As I dragged myself on to the train, I thought, “Why am I doing this? It’s really expensive. To be in New York City and to be away from my business. Heck, it is expensive to be away from my family. And we’re going to do a TEAM building?’ (the rare cynical voice in my head said) ‘A TEAM BUILDING?! Those things are usually cheesy and pointless.’ (Mind you, for my job I have been known to LEAD team buildings for companies.)
I was feeling uncomfortable. My emotions were a mix of anxiety, dread, and annoyance. I don’t like feeling uncomfortable. Then I remembered all those hours I spent over the past weekend learning how to teach other people meditation. I tried to just be with the emotions. Mostly, I just ignored them and pushed myself to keep walking and be on time.
As we were led around the gorgeous New York city offices that one coach had generously invited us to for lunch, I started to soften. ‘This is pretty neat. Maybe you were just feeling those things because it’s been so long since you were in a group of peers,’ the voice said.
It’s true. COVID affected a lot of us socially. Anxiety disorders around the world went up 25.6%. Normally I am in charge of a meeting/workshop/session. The nerves for those events are different. I get more of an adrenaline rush. I get to put on my bossy pants. This time I was on an uneven footing as I felt like a bit of the odd person out.
As we sat down to lunch, we went around the room to do introductions.
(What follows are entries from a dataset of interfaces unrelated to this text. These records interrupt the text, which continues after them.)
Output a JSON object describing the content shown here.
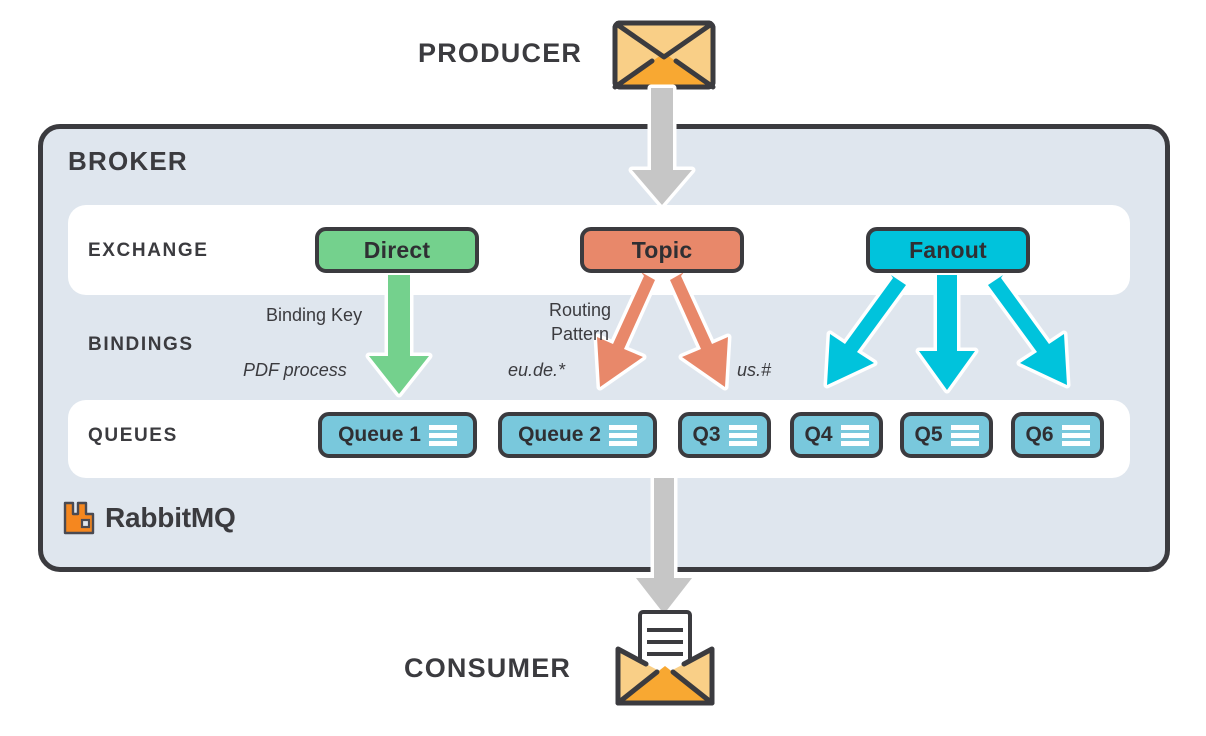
{
  "producer": {
    "label": "PRODUCER",
    "icon": "envelope-icon"
  },
  "consumer": {
    "label": "CONSUMER",
    "icon": "open-envelope-with-letter-icon"
  },
  "broker": {
    "title": "BROKER",
    "brand": "RabbitMQ",
    "brand_icon": "rabbitmq-logo-icon",
    "rows": {
      "exchange_label": "EXCHANGE",
      "bindings_label": "BINDINGS",
      "queues_label": "QUEUES"
    }
  },
  "exchanges": [
    {
      "name": "Direct",
      "color": "#74d18d"
    },
    {
      "name": "Topic",
      "color": "#e8886a"
    },
    {
      "name": "Fanout",
      "color": "#00c3dc"
    }
  ],
  "bindings": {
    "direct": {
      "kind_label": "Binding Key",
      "value": "PDF process"
    },
    "topic": {
      "kind_label": "Routing\nPattern",
      "kind_label_line1": "Routing",
      "kind_label_line2": "Pattern",
      "left_value": "eu.de.*",
      "right_value": "us.#"
    }
  },
  "queues": [
    {
      "name": "Queue 1"
    },
    {
      "name": "Queue 2"
    },
    {
      "name": "Q3"
    },
    {
      "name": "Q4"
    },
    {
      "name": "Q5"
    },
    {
      "name": "Q6"
    }
  ],
  "colors": {
    "ink": "#3b3b3f",
    "broker_bg": "#dfe6ee",
    "panel_bg": "#ffffff",
    "green": "#74d18d",
    "salmon": "#e8886a",
    "cyan": "#00c3dc",
    "queue_blue": "#79c8dc",
    "gray_arrow": "#c6c6c6",
    "envelope_light": "#f9cf87",
    "envelope_dark": "#f8a832",
    "logo_orange": "#f5871f"
  },
  "arrows": [
    {
      "name": "producer-to-topic",
      "color": "#c6c6c6"
    },
    {
      "name": "direct-to-queue-1",
      "color": "#74d18d"
    },
    {
      "name": "topic-to-queue-2",
      "color": "#e8886a"
    },
    {
      "name": "topic-to-q3",
      "color": "#e8886a"
    },
    {
      "name": "fanout-to-q4",
      "color": "#00c3dc"
    },
    {
      "name": "fanout-to-q5",
      "color": "#00c3dc"
    },
    {
      "name": "fanout-to-q6",
      "color": "#00c3dc"
    },
    {
      "name": "queues-to-consumer",
      "color": "#c6c6c6"
    }
  ]
}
Even though I teach people how to present themselves powerfully, I have a tendency to HATE introductions. I feel like I always say the wrong thing. I’m normally repressing the high school Shannon who was coached to put forth her resume for interviews, so I tend to not say enough or say too much.
So, I decided to work on listening. You know, that thing we coaches are supposed to do so well? (Or as my husband said, ‘Isn’t that all you do all day? Just LISTEN to people?’) As I listened, I was amazed by the strengths of the people around the room. One coach was working on her PhD dissertation and we spontaneously, and without permission, coached her. One coach told a touching story of what it was like to be raised in a foreign country. One coach said she asks herself every day, ‘What did you do to take a chance today?’ (Thanks Kelly Beischel PhD, RN, CAPP, APPC) What a beautiful question! I realized that coming back to the city where I lived for 11 years, which brings back a variety of emotions and sitting with the discomfort, was how I took a chance today.
And for what it’s worth, the team building was AMAZING (Thanks to Ilene Schaffer, MA, PCC and Senia Maymin). Cooking with these lovely humans was such a life-giving experience. I learned something new and grew my confidence as a cook. While part of me wanted to be back in my home watching trashy reality television, it just goes to show that we are very bad at predicting what will make us happy. Other people make you happier, even if you’re an introvert.
So, don’t listen to your emotions. Take a good hard look at them if they are going to keep you from doing something adventurous. And after the last few years, connecting with others is a gift I won’t soon take for granted.
(Thanks for your generosity Leah Smart and all those who joined today Niels Gott Alex Jack Venessa Marie Perry, PhD, MPH Kimberly Dotson Brown, SPHR, SHRM-SCP. It was really wonderful to be in your presence. Big thanks to Kathryn Britton whose comment about successful academics who write 30 minutes per day inspired me to write this post!)